- ACTION ITEM:
Would you please copy each line below that includes the string "JSON"?

[Data about app and page elements]
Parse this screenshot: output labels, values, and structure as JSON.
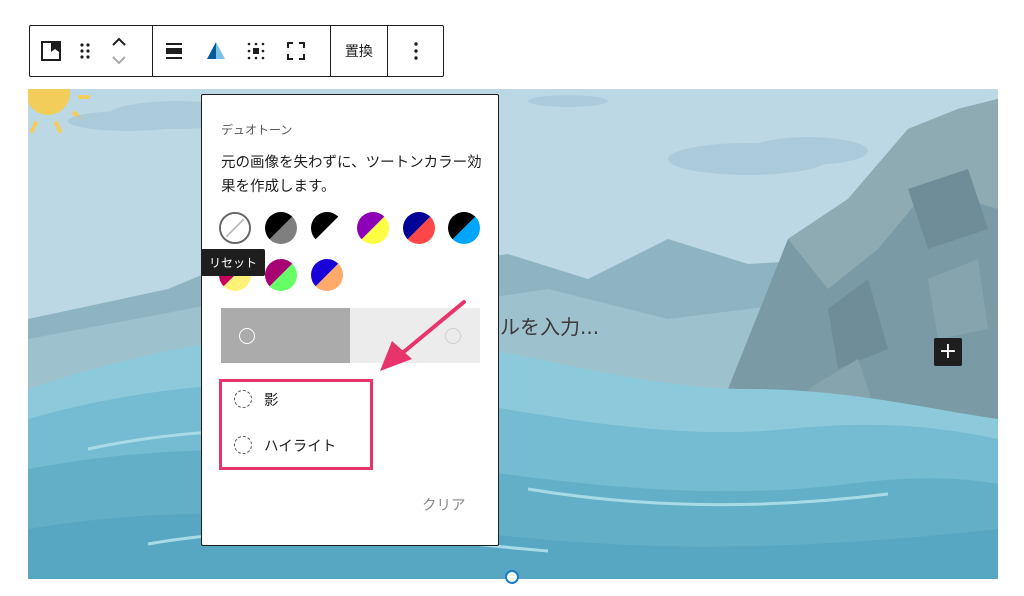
{
  "toolbar": {
    "block_icon": "image-block-icon",
    "drag_icon": "drag-handle-icon",
    "move_icon": "move-up-down-icon",
    "align_icon": "align-icon",
    "duotone_icon": "duotone-filter-icon",
    "focal_icon": "focal-point-icon",
    "fullscreen_icon": "fullscreen-icon",
    "replace_label": "置換",
    "more_icon": "more-options-icon"
  },
  "canvas": {
    "title_placeholder": "ルを入力...",
    "add_block_label": "+"
  },
  "duotone": {
    "title": "デュオトーン",
    "description": "元の画像を失わずに、ツートンカラー効果を作成します。",
    "tooltip": "リセット",
    "swatches": [
      {
        "name": "reset",
        "colors": []
      },
      {
        "name": "dark-grayscale",
        "colors": [
          "#000000",
          "#7f7f7f"
        ]
      },
      {
        "name": "grayscale",
        "colors": [
          "#000000",
          "#ffffff"
        ]
      },
      {
        "name": "purple-yellow",
        "colors": [
          "#8c00b7",
          "#fcff41"
        ]
      },
      {
        "name": "blue-red",
        "colors": [
          "#000097",
          "#ff4747"
        ]
      },
      {
        "name": "midnight",
        "colors": [
          "#000000",
          "#00a5ff"
        ]
      },
      {
        "name": "magenta-yellow",
        "colors": [
          "#c7005a",
          "#fff278"
        ]
      },
      {
        "name": "purple-green",
        "colors": [
          "#a60072",
          "#67ff66"
        ]
      },
      {
        "name": "blue-orange",
        "colors": [
          "#1900d8",
          "#ffa96b"
        ]
      }
    ],
    "shadow_label": "影",
    "highlight_label": "ハイライト",
    "clear_label": "クリア"
  },
  "colors": {
    "accent": "#007cba",
    "annotation": "#e8336b"
  }
}
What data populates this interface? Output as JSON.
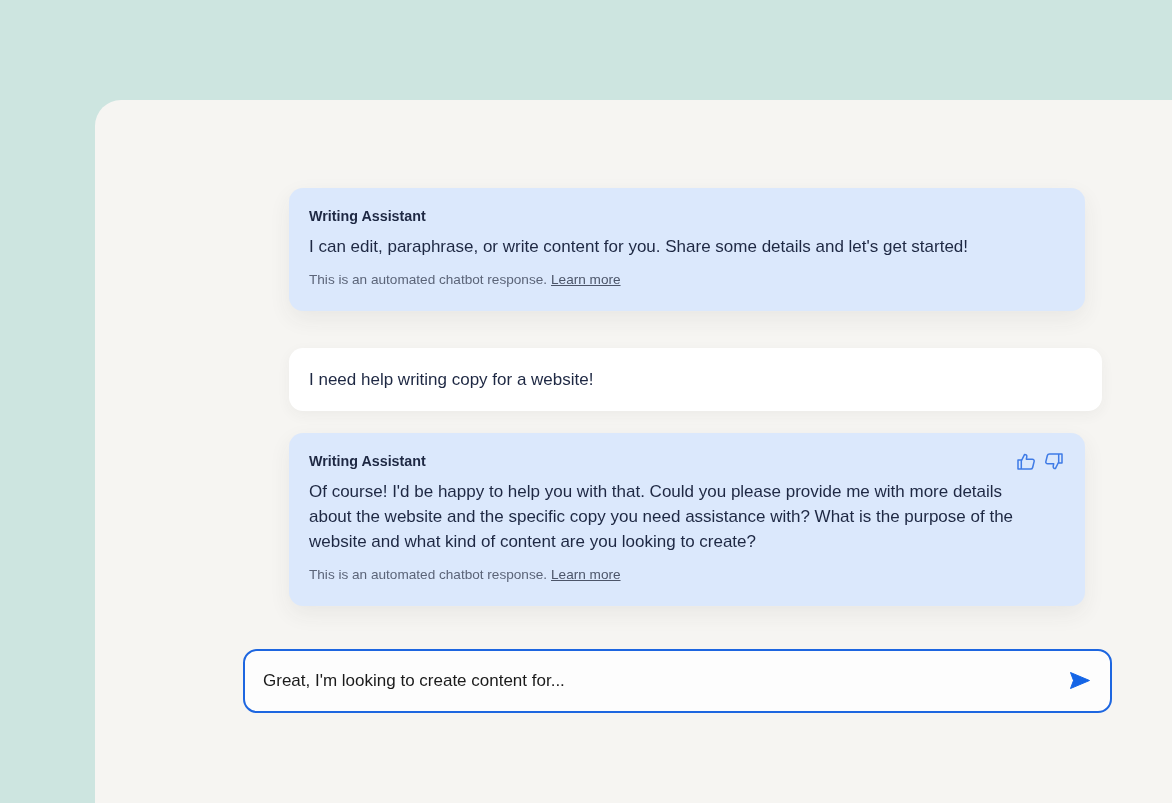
{
  "messages": [
    {
      "kind": "bot",
      "sender": "Writing Assistant",
      "text": "I can edit, paraphrase, or write content for you. Share some details and let's get started!",
      "disclaimer": "This is an automated chatbot response.",
      "link": "Learn more",
      "feedback": false
    },
    {
      "kind": "user",
      "text": "I need help writing copy for a website!"
    },
    {
      "kind": "bot",
      "sender": "Writing Assistant",
      "text": "Of course! I'd be happy to help you with that. Could you please provide me with more details about the website and the specific copy you need assistance with? What is the purpose of the website and what kind of content are you looking to create?",
      "disclaimer": "This is an automated chatbot response.",
      "link": "Learn more",
      "feedback": true
    }
  ],
  "composer": {
    "value": "Great, I'm looking to create content for...",
    "focused": true
  }
}
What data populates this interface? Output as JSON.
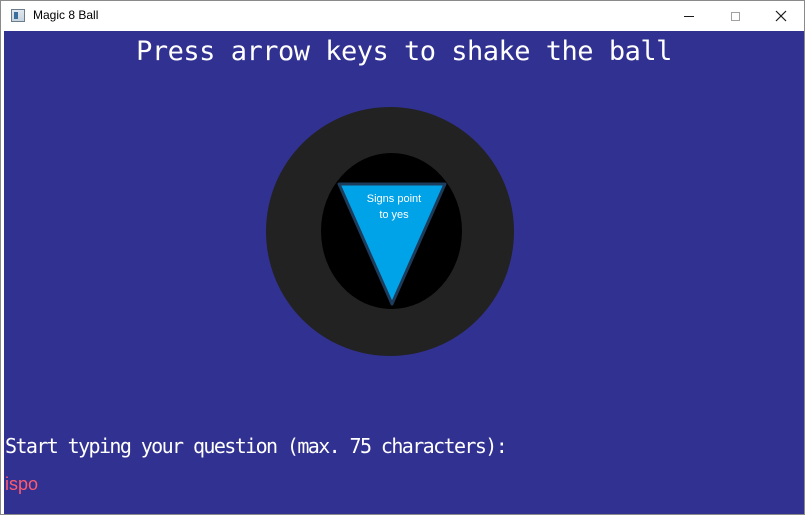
{
  "window": {
    "title": "Magic 8 Ball",
    "icon": "app-window-icon",
    "controls": {
      "minimize": "minimize-icon",
      "maximize": "maximize-icon",
      "close": "close-icon"
    }
  },
  "game": {
    "heading": "Press arrow keys to shake the ball",
    "answer_line1": "Signs point",
    "answer_line2": "to yes",
    "prompt": "Start typing your question (max. 75 characters):",
    "typed_text": "ispo"
  },
  "colors": {
    "background": "#313192",
    "ball": "#222222",
    "ball_window": "#000000",
    "triangle": "#00a2e8",
    "typed_text": "#ff5a6e",
    "text": "#ffffff"
  }
}
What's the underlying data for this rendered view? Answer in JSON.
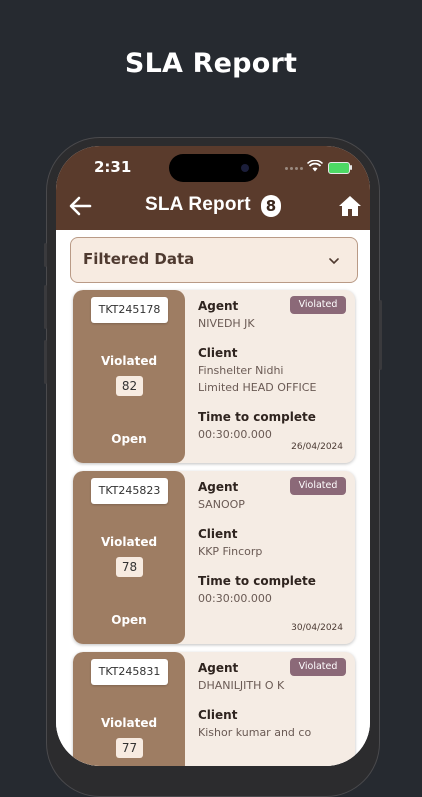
{
  "promo_title": "SLA Report",
  "status_bar": {
    "time": "2:31"
  },
  "header": {
    "title": "SLA Report",
    "count": "8"
  },
  "filter": {
    "label": "Filtered Data"
  },
  "labels": {
    "agent": "Agent",
    "client": "Client",
    "time_to_complete": "Time to complete"
  },
  "tickets": [
    {
      "id": "TKT245178",
      "status": "Violated",
      "score": "82",
      "state": "Open",
      "tag": "Violated",
      "agent": "NIVEDH JK",
      "client_line1": "Finshelter Nidhi",
      "client_line2": "Limited HEAD OFFICE",
      "time": "00:30:00.000",
      "date": "26/04/2024"
    },
    {
      "id": "TKT245823",
      "status": "Violated",
      "score": "78",
      "state": "Open",
      "tag": "Violated",
      "agent": "SANOOP",
      "client_line1": "KKP Fincorp",
      "client_line2": "",
      "time": "00:30:00.000",
      "date": "30/04/2024"
    },
    {
      "id": "TKT245831",
      "status": "Violated",
      "score": "77",
      "state": "",
      "tag": "Violated",
      "agent": "DHANILJITH O K",
      "client_line1": "Kishor kumar and co",
      "client_line2": "",
      "time": "",
      "date": ""
    }
  ],
  "colors": {
    "background": "#262a30",
    "header": "#5a3b2c",
    "card_left": "#9e7d63",
    "card_bg": "#f5ece4",
    "violated_tag": "#8b6978"
  }
}
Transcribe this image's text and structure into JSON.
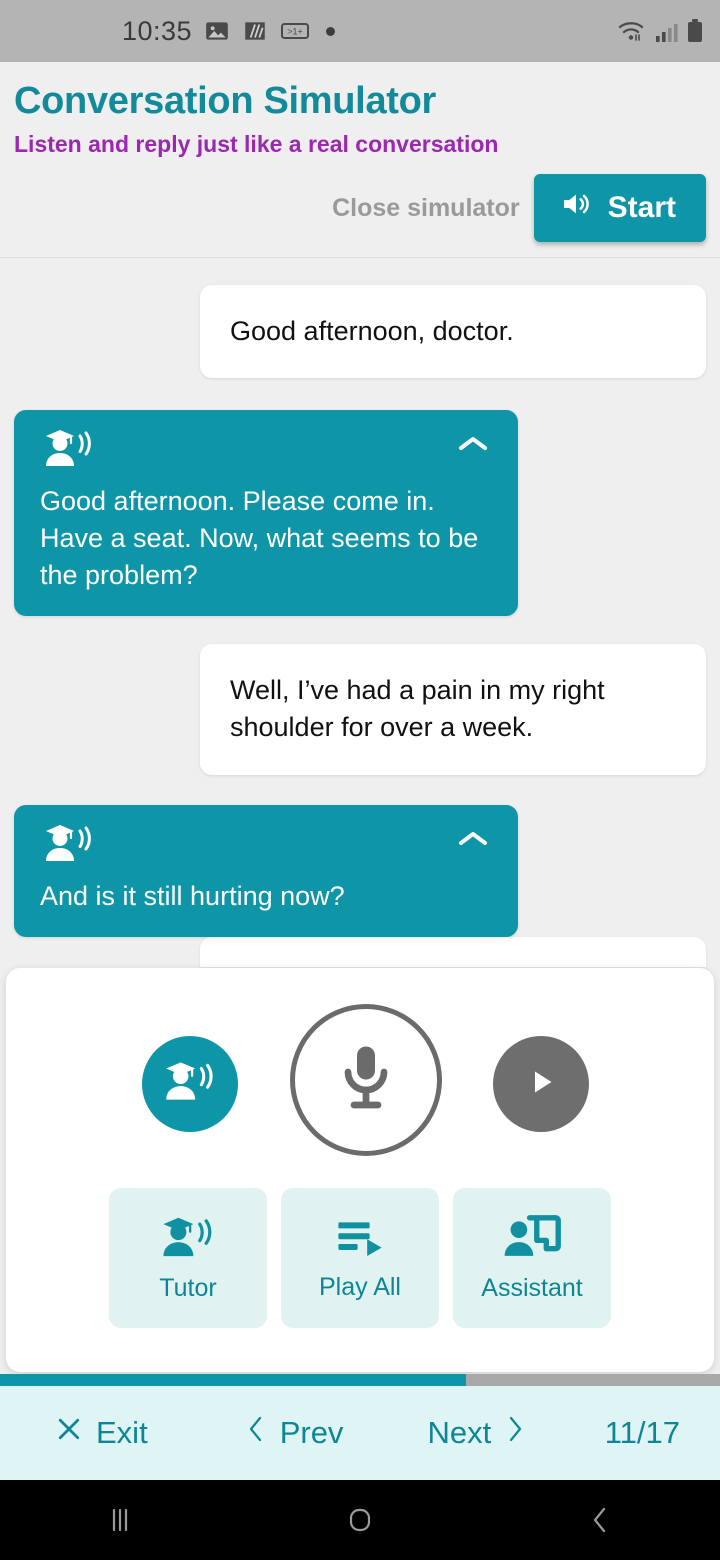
{
  "status_bar": {
    "time": "10:35",
    "icons": [
      "image-icon",
      "slash-icon",
      "notification-count-icon",
      "dot-icon"
    ],
    "right_icons": [
      "wifi-icon",
      "cellular-signal-icon",
      "battery-icon"
    ]
  },
  "header": {
    "title": "Conversation Simulator",
    "subtitle": "Listen and reply just like a real conversation",
    "close_label": "Close simulator",
    "start_label": "Start",
    "start_icon": "speaker-icon"
  },
  "chat": {
    "messages": [
      {
        "role": "user",
        "text": "Good afternoon, doctor."
      },
      {
        "role": "tutor",
        "text": "Good afternoon. Please come in. Have a seat. Now, what seems to be the problem?"
      },
      {
        "role": "user",
        "text": "Well, I’ve had a pain in my right shoulder for over a week."
      },
      {
        "role": "tutor",
        "text": "And is it still hurting now?"
      }
    ],
    "tutor_icon": "tutor-avatar-icon",
    "collapse_icon": "chevron-up-icon"
  },
  "panel": {
    "tutor_round_icon": "tutor-avatar-icon",
    "mic_icon": "microphone-icon",
    "play_icon": "play-icon",
    "actions": [
      {
        "label": "Tutor",
        "icon": "tutor-avatar-icon"
      },
      {
        "label": "Play All",
        "icon": "playlist-play-icon"
      },
      {
        "label": "Assistant",
        "icon": "assistant-board-icon"
      }
    ]
  },
  "progress": {
    "percent": 64.7
  },
  "bottom_nav": {
    "exit_label": "Exit",
    "exit_icon": "close-icon",
    "prev_label": "Prev",
    "prev_icon": "chevron-left-icon",
    "next_label": "Next",
    "next_icon": "chevron-right-icon",
    "counter": "11/17"
  },
  "android_nav": {
    "recents_icon": "recents-icon",
    "home_icon": "home-icon",
    "back_icon": "back-icon"
  },
  "colors": {
    "teal": "#0e96a8",
    "teal_dark": "#0e8695",
    "purple": "#9c27b0",
    "panel_bg": "#ffffff",
    "page_bg": "#efefef",
    "action_bg": "#e0f3f1",
    "nav_bg": "#dff4f4"
  }
}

- TASK RESPONSE:
Parse this screenshot: output labels, values, and structure as JSON.
What data populates this interface? Output as JSON.
What data populates this interface? Output as JSON.
What's the underlying data for this rendered view? Answer in JSON.
Transcribe this image's text and structure into JSON.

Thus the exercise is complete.